I noticed as I crossed the mile 12 marker that the music from the finish line was faint in the background. Spectators cheering along the course were telling us that with the last turn coming up, we'd be able to see the finish line. Sure enough, there it was. With a little less than a mile left, I trudged along with my 3 lb wet shoes toward the finish line. I made sure to hold back a bit, because I wanted to make sure nothing unexpected would happen as I came running down the finish chute. I made the last turn to the finish and was met by tons of spectators lined along the last straightaway.
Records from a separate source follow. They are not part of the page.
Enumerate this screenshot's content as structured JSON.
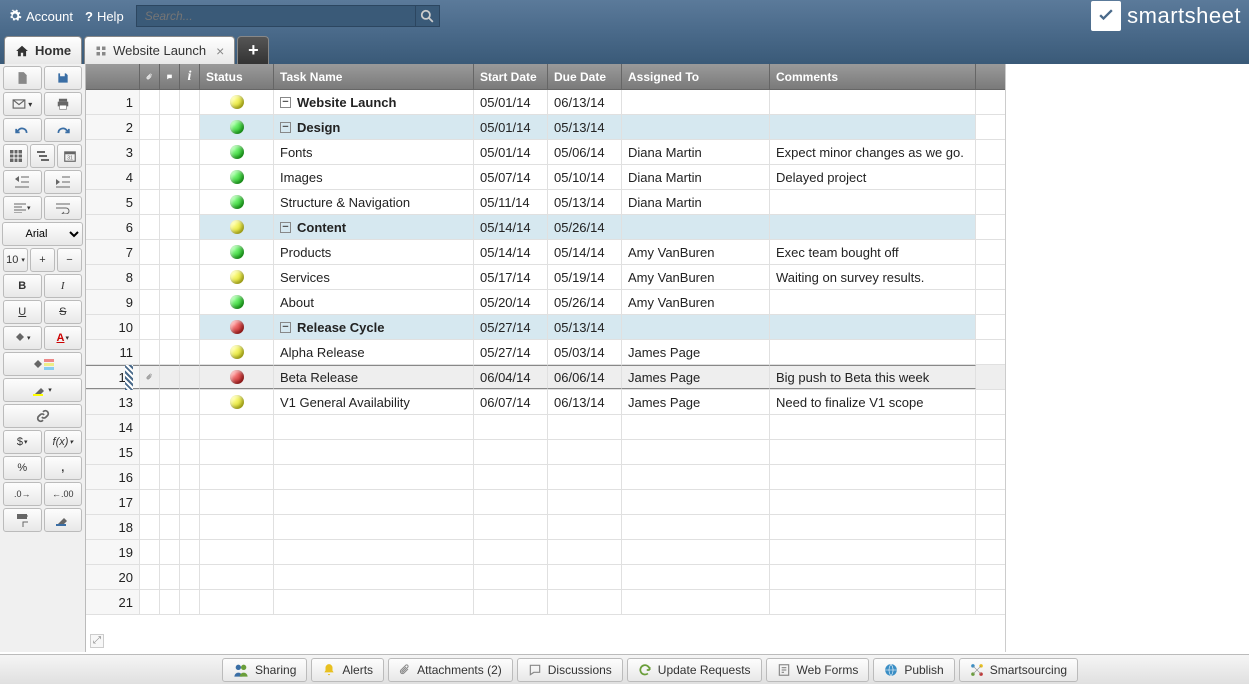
{
  "topbar": {
    "account_label": "Account",
    "help_label": "Help",
    "search_placeholder": "Search...",
    "brand": "smartsheet"
  },
  "tabs": {
    "home_label": "Home",
    "sheet_label": "Website Launch"
  },
  "toolbar": {
    "font_name": "Arial",
    "font_size": "10",
    "bold": "B",
    "italic": "I",
    "underline": "U",
    "strike": "S",
    "currency": "$",
    "fx": "f(x)",
    "percent": "%",
    "comma": ",",
    "dec_inc": ".0",
    "dec_dec": ".00"
  },
  "columns": {
    "status": "Status",
    "task": "Task Name",
    "start": "Start Date",
    "due": "Due Date",
    "assigned": "Assigned To",
    "comments": "Comments"
  },
  "rows": [
    {
      "n": "1",
      "status": "yellow",
      "indent": 0,
      "toggle": "−",
      "task": "Website Launch",
      "start": "05/01/14",
      "due": "06/13/14",
      "assigned": "",
      "comments": "",
      "hl": false,
      "bold": true
    },
    {
      "n": "2",
      "status": "green",
      "indent": 1,
      "toggle": "−",
      "task": "Design",
      "start": "05/01/14",
      "due": "05/13/14",
      "assigned": "",
      "comments": "",
      "hl": true,
      "bold": true
    },
    {
      "n": "3",
      "status": "green",
      "indent": 2,
      "toggle": "",
      "task": "Fonts",
      "start": "05/01/14",
      "due": "05/06/14",
      "assigned": "Diana Martin",
      "comments": "Expect minor changes as we go.",
      "hl": false
    },
    {
      "n": "4",
      "status": "green",
      "indent": 2,
      "toggle": "",
      "task": "Images",
      "start": "05/07/14",
      "due": "05/10/14",
      "assigned": "Diana Martin",
      "comments": "Delayed project",
      "hl": false
    },
    {
      "n": "5",
      "status": "green",
      "indent": 2,
      "toggle": "",
      "task": "Structure & Navigation",
      "start": "05/11/14",
      "due": "05/13/14",
      "assigned": "Diana Martin",
      "comments": "",
      "hl": false
    },
    {
      "n": "6",
      "status": "yellow",
      "indent": 1,
      "toggle": "−",
      "task": "Content",
      "start": "05/14/14",
      "due": "05/26/14",
      "assigned": "",
      "comments": "",
      "hl": true,
      "bold": true
    },
    {
      "n": "7",
      "status": "green",
      "indent": 2,
      "toggle": "",
      "task": "Products",
      "start": "05/14/14",
      "due": "05/14/14",
      "assigned": "Amy VanBuren",
      "comments": "Exec team bought off",
      "hl": false
    },
    {
      "n": "8",
      "status": "yellow",
      "indent": 2,
      "toggle": "",
      "task": "Services",
      "start": "05/17/14",
      "due": "05/19/14",
      "assigned": "Amy VanBuren",
      "comments": "Waiting on survey results.",
      "hl": false
    },
    {
      "n": "9",
      "status": "green",
      "indent": 2,
      "toggle": "",
      "task": "About",
      "start": "05/20/14",
      "due": "05/26/14",
      "assigned": "Amy VanBuren",
      "comments": "",
      "hl": false
    },
    {
      "n": "10",
      "status": "red",
      "indent": 1,
      "toggle": "−",
      "task": "Release Cycle",
      "start": "05/27/14",
      "due": "05/13/14",
      "assigned": "",
      "comments": "",
      "hl": true,
      "bold": true
    },
    {
      "n": "11",
      "status": "yellow",
      "indent": 2,
      "toggle": "",
      "task": "Alpha Release",
      "start": "05/27/14",
      "due": "05/03/14",
      "assigned": "James Page",
      "comments": "",
      "hl": false
    },
    {
      "n": "12",
      "status": "red",
      "indent": 2,
      "toggle": "",
      "task": "Beta Release",
      "start": "06/04/14",
      "due": "06/06/14",
      "assigned": "James Page",
      "comments": "Big push to Beta this week",
      "hl": false,
      "selected": true,
      "attach": true
    },
    {
      "n": "13",
      "status": "yellow",
      "indent": 2,
      "toggle": "",
      "task": "V1 General Availability",
      "start": "06/07/14",
      "due": "06/13/14",
      "assigned": "James Page",
      "comments": "Need to finalize V1 scope",
      "hl": false
    },
    {
      "n": "14"
    },
    {
      "n": "15"
    },
    {
      "n": "16"
    },
    {
      "n": "17"
    },
    {
      "n": "18"
    },
    {
      "n": "19"
    },
    {
      "n": "20"
    },
    {
      "n": "21"
    }
  ],
  "bottom": {
    "sharing": "Sharing",
    "alerts": "Alerts",
    "attachments": "Attachments  (2)",
    "discussions": "Discussions",
    "update_requests": "Update Requests",
    "web_forms": "Web Forms",
    "publish": "Publish",
    "smartsourcing": "Smartsourcing"
  }
}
With about 50 feet to go, I heard the announcer say my name, and I made sure to take in the moment. I crossed the finish line with a smile on my face and was met by Rebecca and my parents at the end. My final time for the run was 2:18, which gave me a 1:12 2nd half. I can deal with that. Plus, when they posted the results, I found out that I moved up 600 places overall on just the run! Although not a speedy time by normal standards, it just goes to show what it was really like out there that day.
Once I did cross the finish line though, I saw people laying around all over the place. Some were sitting on the chairs on the side, others were being treated as they laid on the ground. It was an absolute ER zone. I was happy that I was able to stand on my own two feet and speak coherently. I looked around for a volunteer to take my chip off my ankle, but it seemed like they were all busy tending to people struggling at the finish line. Then sure enough, a couple of seconds later, one of the volunteers asked if they could take my chip off for me. Little did I know, IM Able was that person! Although I felt fine, I was a little bit out of it at the moment, so I didn't know it was her until much later when she emailed me to let me know. It was nice to sort of meet you!
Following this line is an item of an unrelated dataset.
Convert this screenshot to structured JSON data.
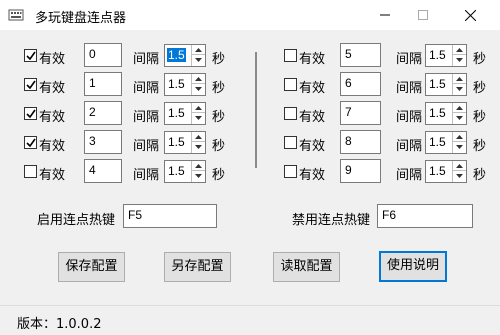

So that was it. After getting hosed down at the end of the race, I grabbed some food, posed for some pictures, and got a great post race massage. Both made me feel MUCH better! After that, Rebecca helped me pack up my stuff and we made our way home. In all, a successful day despite the harsh conditions.
- Swim: 46:07
- T1: 4:01
- Bike: 2:56:06
- T2: 2:51
- Run: 2:18:41
- Final Time: 6:07:46